What the answer must contain is every line of the records, exactly, with no pictures.

──────────

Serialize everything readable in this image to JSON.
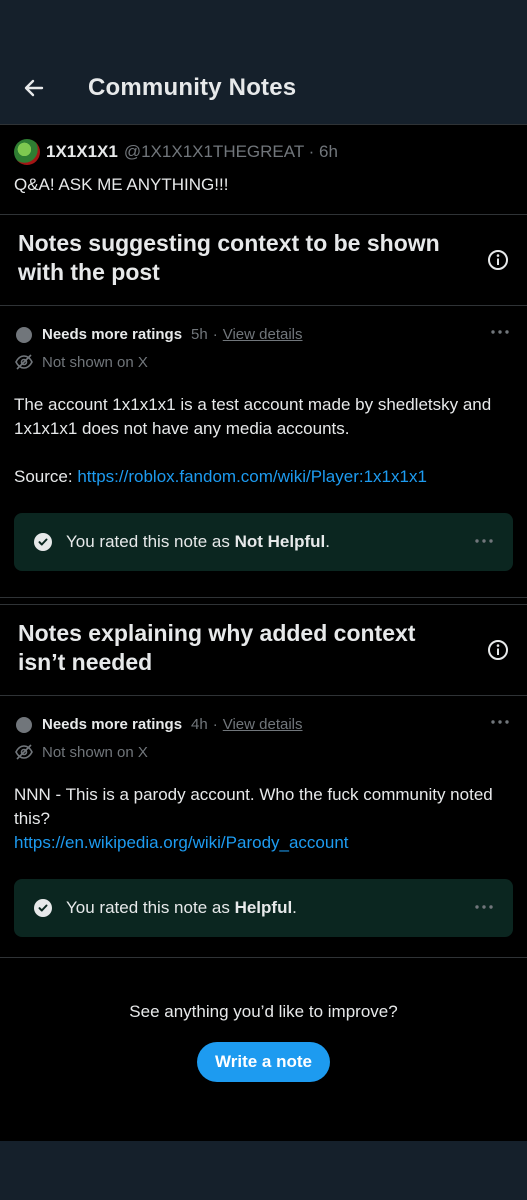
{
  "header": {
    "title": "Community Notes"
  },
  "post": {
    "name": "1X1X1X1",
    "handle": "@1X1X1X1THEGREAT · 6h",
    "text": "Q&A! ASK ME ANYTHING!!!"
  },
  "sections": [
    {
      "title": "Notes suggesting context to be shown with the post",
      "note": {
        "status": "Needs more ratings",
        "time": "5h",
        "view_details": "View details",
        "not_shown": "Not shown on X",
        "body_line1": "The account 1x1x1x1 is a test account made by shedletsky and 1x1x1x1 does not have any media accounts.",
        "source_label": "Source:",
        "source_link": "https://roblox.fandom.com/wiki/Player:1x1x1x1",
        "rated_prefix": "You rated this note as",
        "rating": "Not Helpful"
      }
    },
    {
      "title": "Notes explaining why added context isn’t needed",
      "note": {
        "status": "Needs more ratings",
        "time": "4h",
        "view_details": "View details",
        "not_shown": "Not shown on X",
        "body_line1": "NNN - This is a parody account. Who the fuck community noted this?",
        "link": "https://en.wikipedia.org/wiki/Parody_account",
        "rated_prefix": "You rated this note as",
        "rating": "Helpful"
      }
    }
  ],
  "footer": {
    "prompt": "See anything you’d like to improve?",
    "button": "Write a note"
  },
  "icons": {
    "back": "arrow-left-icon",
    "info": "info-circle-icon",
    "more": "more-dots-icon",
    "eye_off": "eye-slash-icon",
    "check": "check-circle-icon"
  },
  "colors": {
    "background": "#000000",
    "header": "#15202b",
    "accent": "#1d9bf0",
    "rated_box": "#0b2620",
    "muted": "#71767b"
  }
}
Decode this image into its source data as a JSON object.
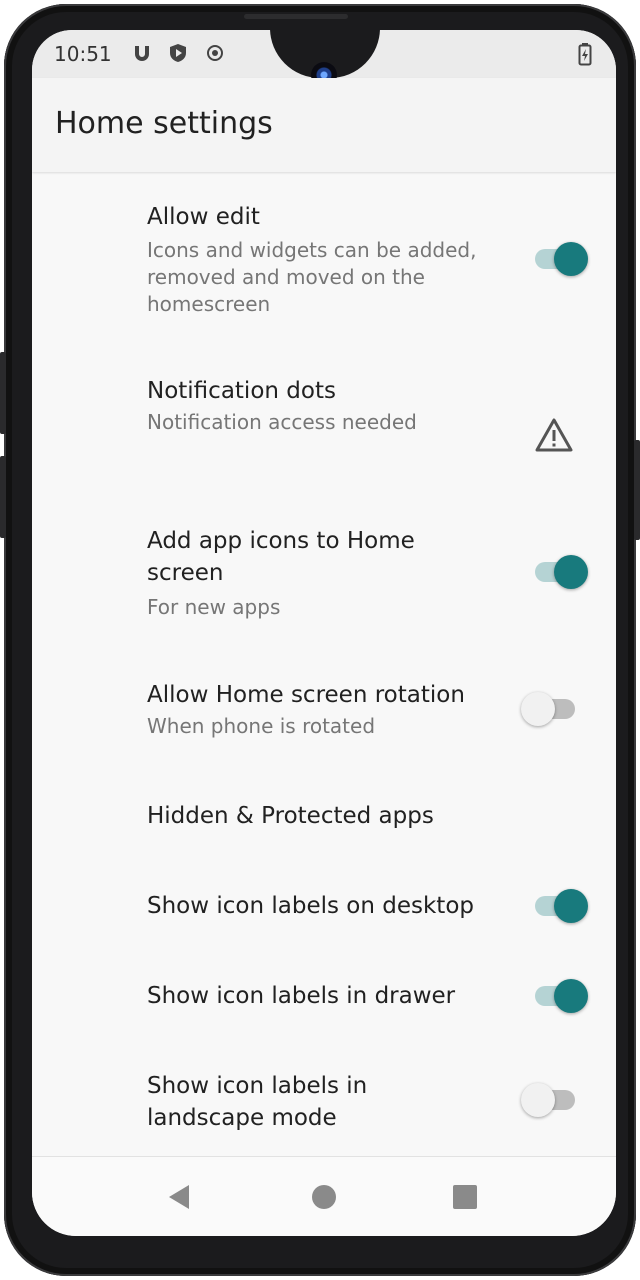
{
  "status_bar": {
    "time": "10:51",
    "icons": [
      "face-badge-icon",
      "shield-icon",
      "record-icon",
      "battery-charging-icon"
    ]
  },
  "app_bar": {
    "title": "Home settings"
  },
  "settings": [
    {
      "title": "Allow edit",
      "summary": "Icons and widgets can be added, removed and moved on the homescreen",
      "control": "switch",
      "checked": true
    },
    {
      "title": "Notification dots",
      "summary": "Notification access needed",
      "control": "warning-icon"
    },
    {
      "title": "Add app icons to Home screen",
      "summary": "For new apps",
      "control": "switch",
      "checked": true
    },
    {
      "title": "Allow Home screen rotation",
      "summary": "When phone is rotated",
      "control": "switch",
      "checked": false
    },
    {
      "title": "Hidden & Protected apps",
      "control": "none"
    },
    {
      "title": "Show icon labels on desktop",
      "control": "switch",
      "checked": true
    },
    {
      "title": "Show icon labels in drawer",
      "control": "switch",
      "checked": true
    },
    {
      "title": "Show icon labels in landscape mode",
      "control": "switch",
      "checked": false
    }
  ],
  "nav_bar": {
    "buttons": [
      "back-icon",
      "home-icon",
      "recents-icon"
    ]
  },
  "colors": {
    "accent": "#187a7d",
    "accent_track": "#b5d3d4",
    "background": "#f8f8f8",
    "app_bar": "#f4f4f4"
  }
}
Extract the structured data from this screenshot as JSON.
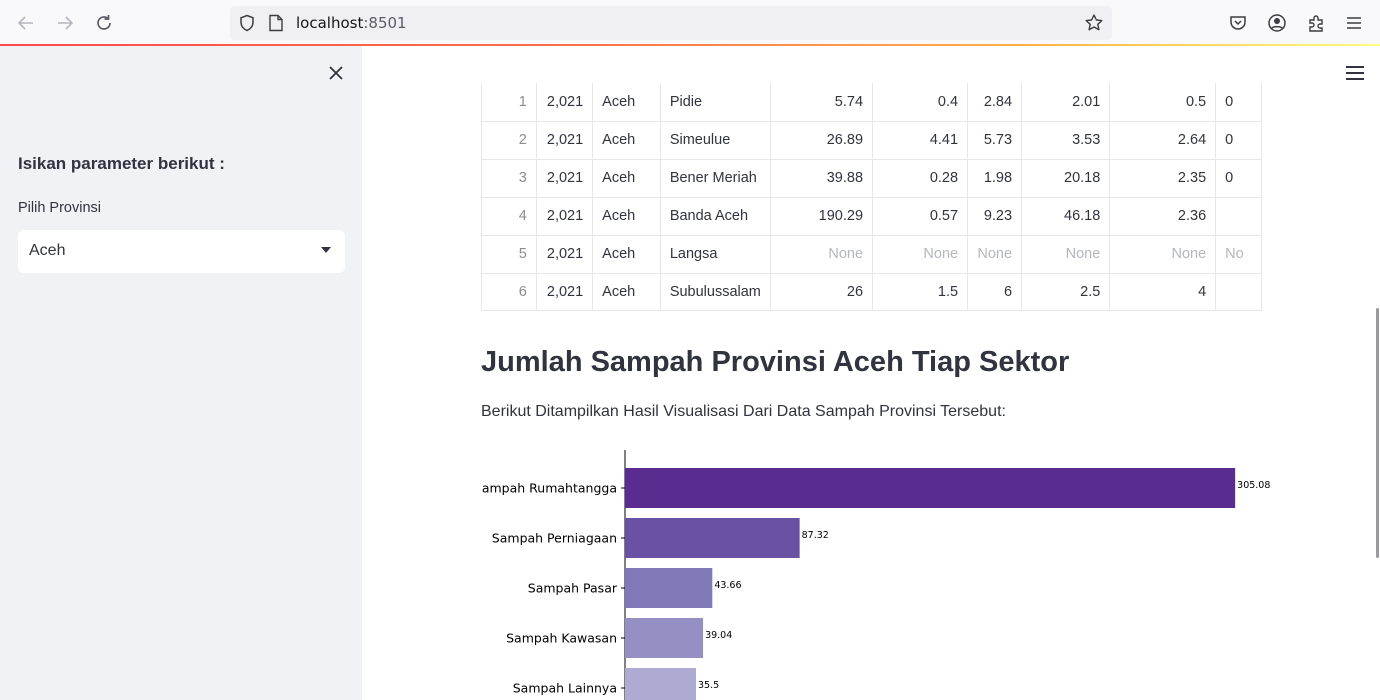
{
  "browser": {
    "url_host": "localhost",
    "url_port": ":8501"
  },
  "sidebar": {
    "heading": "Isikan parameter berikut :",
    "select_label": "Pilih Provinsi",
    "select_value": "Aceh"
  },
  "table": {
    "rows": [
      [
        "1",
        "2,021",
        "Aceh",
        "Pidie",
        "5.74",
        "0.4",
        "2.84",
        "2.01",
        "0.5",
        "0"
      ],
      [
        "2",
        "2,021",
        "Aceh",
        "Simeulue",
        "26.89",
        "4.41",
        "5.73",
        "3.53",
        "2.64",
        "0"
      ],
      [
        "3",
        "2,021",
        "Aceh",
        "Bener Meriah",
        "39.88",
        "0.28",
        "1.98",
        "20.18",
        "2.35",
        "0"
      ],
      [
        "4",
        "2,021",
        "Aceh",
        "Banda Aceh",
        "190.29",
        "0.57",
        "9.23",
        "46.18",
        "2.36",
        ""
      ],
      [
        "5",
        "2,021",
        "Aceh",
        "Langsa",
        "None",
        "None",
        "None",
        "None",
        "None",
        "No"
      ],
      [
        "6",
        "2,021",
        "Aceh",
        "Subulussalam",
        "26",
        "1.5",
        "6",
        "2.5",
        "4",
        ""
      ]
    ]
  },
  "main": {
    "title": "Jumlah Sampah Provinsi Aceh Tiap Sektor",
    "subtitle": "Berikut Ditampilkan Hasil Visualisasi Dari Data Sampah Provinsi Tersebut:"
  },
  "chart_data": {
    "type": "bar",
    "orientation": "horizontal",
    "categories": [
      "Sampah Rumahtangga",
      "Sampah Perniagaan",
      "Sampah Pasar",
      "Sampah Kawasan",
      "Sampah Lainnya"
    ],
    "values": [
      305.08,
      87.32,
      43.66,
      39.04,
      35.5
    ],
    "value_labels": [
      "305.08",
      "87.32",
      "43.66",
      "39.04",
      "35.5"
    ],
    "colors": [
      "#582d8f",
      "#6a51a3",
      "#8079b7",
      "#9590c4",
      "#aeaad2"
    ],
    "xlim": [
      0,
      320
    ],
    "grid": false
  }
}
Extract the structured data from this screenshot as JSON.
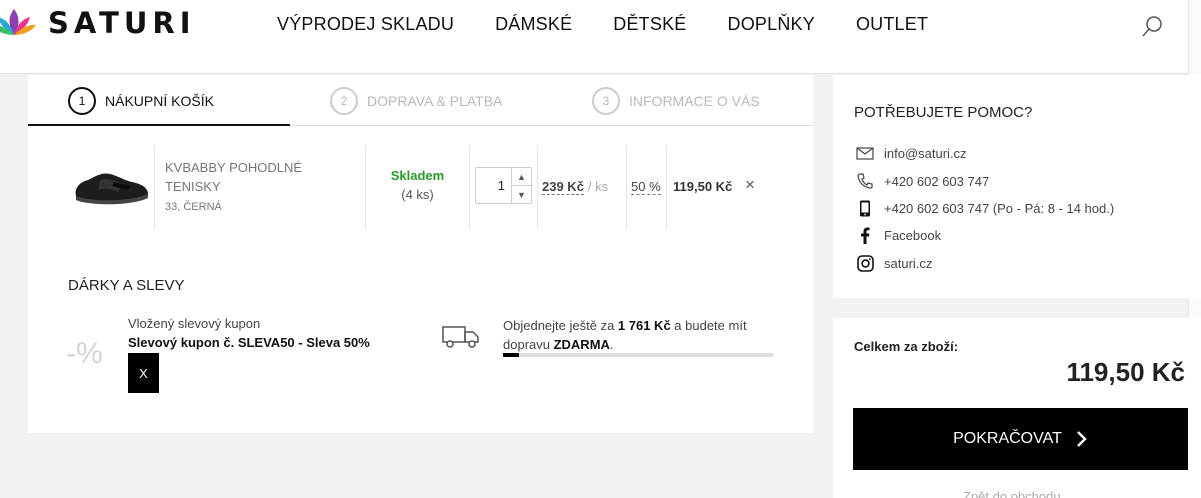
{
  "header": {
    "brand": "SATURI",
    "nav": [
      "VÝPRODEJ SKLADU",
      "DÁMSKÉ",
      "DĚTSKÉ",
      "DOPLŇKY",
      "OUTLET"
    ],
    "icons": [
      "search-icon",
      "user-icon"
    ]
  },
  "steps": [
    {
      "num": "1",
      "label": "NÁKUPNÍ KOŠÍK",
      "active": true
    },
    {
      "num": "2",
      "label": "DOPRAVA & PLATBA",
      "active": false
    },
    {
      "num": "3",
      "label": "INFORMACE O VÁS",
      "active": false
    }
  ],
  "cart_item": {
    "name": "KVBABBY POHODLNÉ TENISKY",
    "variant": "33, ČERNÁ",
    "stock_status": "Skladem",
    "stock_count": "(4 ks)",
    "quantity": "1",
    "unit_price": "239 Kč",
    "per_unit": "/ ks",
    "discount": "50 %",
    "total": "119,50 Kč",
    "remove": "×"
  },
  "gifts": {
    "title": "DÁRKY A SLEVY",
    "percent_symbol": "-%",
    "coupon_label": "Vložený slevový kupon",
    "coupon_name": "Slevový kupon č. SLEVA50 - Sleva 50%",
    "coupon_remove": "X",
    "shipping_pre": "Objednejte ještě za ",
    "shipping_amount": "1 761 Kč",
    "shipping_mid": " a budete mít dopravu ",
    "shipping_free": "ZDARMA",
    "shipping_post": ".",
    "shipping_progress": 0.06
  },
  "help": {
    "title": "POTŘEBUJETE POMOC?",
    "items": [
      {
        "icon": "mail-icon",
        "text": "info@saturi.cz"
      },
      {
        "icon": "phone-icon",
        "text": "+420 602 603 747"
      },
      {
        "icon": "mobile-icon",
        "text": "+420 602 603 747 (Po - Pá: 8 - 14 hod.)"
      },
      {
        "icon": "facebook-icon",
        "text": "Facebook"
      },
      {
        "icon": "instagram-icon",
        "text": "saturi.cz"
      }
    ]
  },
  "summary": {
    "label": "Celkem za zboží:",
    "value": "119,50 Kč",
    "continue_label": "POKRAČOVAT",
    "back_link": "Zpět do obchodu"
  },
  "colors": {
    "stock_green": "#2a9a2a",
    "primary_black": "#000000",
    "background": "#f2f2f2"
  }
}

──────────

# [Result]
Serialize everything readable in this image to JSON.
{
  "header": {
    "title": "Community Notes"
  },
  "post": {
    "name": "1X1X1X1",
    "handle": "@1X1X1X1THEGREAT · 6h",
    "text": "Q&A! ASK ME ANYTHING!!!"
  },
  "sections": [
    {
      "title": "Notes suggesting context to be shown with the post",
      "note": {
        "status": "Needs more ratings",
        "time": "5h",
        "view_details": "View details",
        "not_shown": "Not shown on X",
        "body_line1": "The account 1x1x1x1 is a test account made by shedletsky and 1x1x1x1 does not have any media accounts.",
        "source_label": "Source:",
        "source_link": "https://roblox.fandom.com/wiki/Player:1x1x1x1",
        "rated_prefix": "You rated this note as",
        "rating": "Not Helpful"
      }
    },
    {
      "title": "Notes explaining why added context isn’t needed",
      "note": {
        "status": "Needs more ratings",
        "time": "4h",
        "view_details": "View details",
        "not_shown": "Not shown on X",
        "body_line1": "NNN - This is a parody account. Who the fuck community noted this?",
        "link": "https://en.wikipedia.org/wiki/Parody_account",
        "rated_prefix": "You rated this note as",
        "rating": "Helpful"
      }
    }
  ],
  "footer": {
    "prompt": "See anything you’d like to improve?",
    "button": "Write a note"
  },
  "icons": {
    "back": "arrow-left-icon",
    "info": "info-circle-icon",
    "more": "more-dots-icon",
    "eye_off": "eye-slash-icon",
    "check": "check-circle-icon"
  },
  "colors": {
    "background": "#000000",
    "header": "#15202b",
    "accent": "#1d9bf0",
    "rated_box": "#0b2620",
    "muted": "#71767b"
  }
}
Decode this image into its source data as a JSON object.
{
  "status_bar": {
    "time": "10:51",
    "icons": [
      "face-badge-icon",
      "shield-icon",
      "record-icon",
      "battery-charging-icon"
    ]
  },
  "app_bar": {
    "title": "Home settings"
  },
  "settings": [
    {
      "title": "Allow edit",
      "summary": "Icons and widgets can be added, removed and moved on the homescreen",
      "control": "switch",
      "checked": true
    },
    {
      "title": "Notification dots",
      "summary": "Notification access needed",
      "control": "warning-icon"
    },
    {
      "title": "Add app icons to Home screen",
      "summary": "For new apps",
      "control": "switch",
      "checked": true
    },
    {
      "title": "Allow Home screen rotation",
      "summary": "When phone is rotated",
      "control": "switch",
      "checked": false
    },
    {
      "title": "Hidden & Protected apps",
      "control": "none"
    },
    {
      "title": "Show icon labels on desktop",
      "control": "switch",
      "checked": true
    },
    {
      "title": "Show icon labels in drawer",
      "control": "switch",
      "checked": true
    },
    {
      "title": "Show icon labels in landscape mode",
      "control": "switch",
      "checked": false
    }
  ],
  "nav_bar": {
    "buttons": [
      "back-icon",
      "home-icon",
      "recents-icon"
    ]
  },
  "colors": {
    "accent": "#187a7d",
    "accent_track": "#b5d3d4",
    "background": "#f8f8f8",
    "app_bar": "#f4f4f4"
  }
}
Extract the structured data from this screenshot as JSON.
{
  "browser": {
    "url_host": "localhost",
    "url_port": ":8501"
  },
  "sidebar": {
    "heading": "Isikan parameter berikut :",
    "select_label": "Pilih Provinsi",
    "select_value": "Aceh"
  },
  "table": {
    "rows": [
      [
        "1",
        "2,021",
        "Aceh",
        "Pidie",
        "5.74",
        "0.4",
        "2.84",
        "2.01",
        "0.5",
        "0"
      ],
      [
        "2",
        "2,021",
        "Aceh",
        "Simeulue",
        "26.89",
        "4.41",
        "5.73",
        "3.53",
        "2.64",
        "0"
      ],
      [
        "3",
        "2,021",
        "Aceh",
        "Bener Meriah",
        "39.88",
        "0.28",
        "1.98",
        "20.18",
        "2.35",
        "0"
      ],
      [
        "4",
        "2,021",
        "Aceh",
        "Banda Aceh",
        "190.29",
        "0.57",
        "9.23",
        "46.18",
        "2.36",
        ""
      ],
      [
        "5",
        "2,021",
        "Aceh",
        "Langsa",
        "None",
        "None",
        "None",
        "None",
        "None",
        "No"
      ],
      [
        "6",
        "2,021",
        "Aceh",
        "Subulussalam",
        "26",
        "1.5",
        "6",
        "2.5",
        "4",
        ""
      ]
    ]
  },
  "main": {
    "title": "Jumlah Sampah Provinsi Aceh Tiap Sektor",
    "subtitle": "Berikut Ditampilkan Hasil Visualisasi Dari Data Sampah Provinsi Tersebut:"
  },
  "chart_data": {
    "type": "bar",
    "orientation": "horizontal",
    "categories": [
      "Sampah Rumahtangga",
      "Sampah Perniagaan",
      "Sampah Pasar",
      "Sampah Kawasan",
      "Sampah Lainnya"
    ],
    "values": [
      305.08,
      87.32,
      43.66,
      39.04,
      35.5
    ],
    "value_labels": [
      "305.08",
      "87.32",
      "43.66",
      "39.04",
      "35.5"
    ],
    "colors": [
      "#582d8f",
      "#6a51a3",
      "#8079b7",
      "#9590c4",
      "#aeaad2"
    ],
    "xlim": [
      0,
      320
    ],
    "grid": false
  }
}
Extract the structured data from this screenshot as JSON.
{
  "header": {
    "brand": "SATURI",
    "nav": [
      "VÝPRODEJ SKLADU",
      "DÁMSKÉ",
      "DĚTSKÉ",
      "DOPLŇKY",
      "OUTLET"
    ],
    "icons": [
      "search-icon",
      "user-icon"
    ]
  },
  "steps": [
    {
      "num": "1",
      "label": "NÁKUPNÍ KOŠÍK",
      "active": true
    },
    {
      "num": "2",
      "label": "DOPRAVA & PLATBA",
      "active": false
    },
    {
      "num": "3",
      "label": "INFORMACE O VÁS",
      "active": false
    }
  ],
  "cart_item": {
    "name": "KVBABBY POHODLNÉ TENISKY",
    "variant": "33, ČERNÁ",
    "stock_status": "Skladem",
    "stock_count": "(4 ks)",
    "quantity": "1",
    "unit_price": "239 Kč",
    "per_unit": "/ ks",
    "discount": "50 %",
    "total": "119,50 Kč",
    "remove": "×"
  },
  "gifts": {
    "title": "DÁRKY A SLEVY",
    "percent_symbol": "-%",
    "coupon_label": "Vložený slevový kupon",
    "coupon_name": "Slevový kupon č. SLEVA50 - Sleva 50%",
    "coupon_remove": "X",
    "shipping_pre": "Objednejte ještě za ",
    "shipping_amount": "1 761 Kč",
    "shipping_mid": " a budete mít dopravu ",
    "shipping_free": "ZDARMA",
    "shipping_post": ".",
    "shipping_progress": 0.06
  },
  "help": {
    "title": "POTŘEBUJETE POMOC?",
    "items": [
      {
        "icon": "mail-icon",
        "text": "info@saturi.cz"
      },
      {
        "icon": "phone-icon",
        "text": "+420 602 603 747"
      },
      {
        "icon": "mobile-icon",
        "text": "+420 602 603 747 (Po - Pá: 8 - 14 hod.)"
      },
      {
        "icon": "facebook-icon",
        "text": "Facebook"
      },
      {
        "icon": "instagram-icon",
        "text": "saturi.cz"
      }
    ]
  },
  "summary": {
    "label": "Celkem za zboží:",
    "value": "119,50 Kč",
    "continue_label": "POKRAČOVAT",
    "back_link": "Zpět do obchodu"
  },
  "colors": {
    "stock_green": "#2a9a2a",
    "primary_black": "#000000",
    "background": "#f2f2f2"
  }
}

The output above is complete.